Document Type


Degree Name

Master of Arts (MA)




Faculty of Arts

First Advisor

Terry Copp

Advisor Role

Thesis Supervisor


There has been very little scholarship in recent years which provides a detailed analysis of Christian support for the First World War in Canada. This work attempts to fill this gap with respect to the Presbyterian Church in Canada. It is a thorough analysis of the Presbyterian periodicals in war and peace between 1913 and 1919. The work is presented as a contribution to our understanding of Canada's Great War experience. One of the few academic articles which examined Protestant support for the war was the influential article 'The Methodist Church and World War I'. In this article, published in the Canadian Historical Review in 1968, Michael Bliss argues that the Methodist Church accepted what he regards as the 'paradox of fighting for peace because its leaders were misled about the nature and purposes of the war. This argument has been echoed in subsequent studies of Canadian attitude towards conflict and appears to be the most widely accepted view of church support for the First World War. More recent general studies of Canadian attitudes during the Great War have emerged, influenced by Fritz Fischer and the belief that Germany sought war in 1914 and pursued a policy to bring Europe under German control. Recent scholarship also suggests that Allied perceptions of German behaviour in Belgium and Northern France were largely correct. The four main periodicals for the Presbyterian Church in Canada were examined thoroughly over a period of six years and an attempt was made to read and include as many editorials articles, letters and other contributions which reflected Presbyterian opinion about the war. The changing pattern of Presbyterian discussion demonstrated a deliberate, intelligent and continuous effort to reconcile war and Christianity. The evidence would suggest that Presbyterians understood what was at stake and why they were fighting the war.

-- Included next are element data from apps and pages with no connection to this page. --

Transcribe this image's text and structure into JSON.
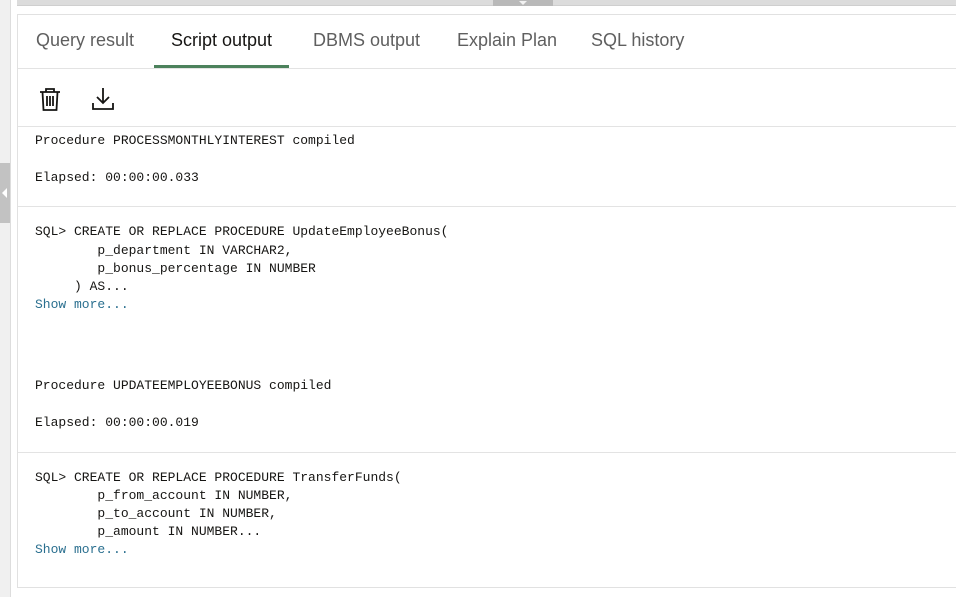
{
  "tabs": [
    {
      "label": "Query result",
      "active": false
    },
    {
      "label": "Script output",
      "active": true
    },
    {
      "label": "DBMS output",
      "active": false
    },
    {
      "label": "Explain Plan",
      "active": false
    },
    {
      "label": "SQL history",
      "active": false
    }
  ],
  "toolbar": {
    "clear_icon": "trash-icon",
    "download_icon": "download-icon"
  },
  "colors": {
    "active_tab_underline": "#4c825c",
    "show_more_link": "#2a6f8f"
  },
  "output": {
    "block1": {
      "line1": "Procedure PROCESSMONTHLYINTEREST compiled",
      "line2": "Elapsed: 00:00:00.033"
    },
    "block2": {
      "line1": "SQL> CREATE OR REPLACE PROCEDURE UpdateEmployeeBonus(",
      "line2": "        p_department IN VARCHAR2,",
      "line3": "        p_bonus_percentage IN NUMBER",
      "line4": "     ) AS...",
      "show_more": "Show more..."
    },
    "block3": {
      "line1": "Procedure UPDATEEMPLOYEEBONUS compiled",
      "line2": "Elapsed: 00:00:00.019"
    },
    "block4": {
      "line1": "SQL> CREATE OR REPLACE PROCEDURE TransferFunds(",
      "line2": "        p_from_account IN NUMBER,",
      "line3": "        p_to_account IN NUMBER,",
      "line4": "        p_amount IN NUMBER...",
      "show_more": "Show more..."
    }
  }
}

They fought based on a perception of the enemy that was largely correct and for the principles of truth, righteousness and in defence of the weak. The war was just.

Convocation Year


Convocation Season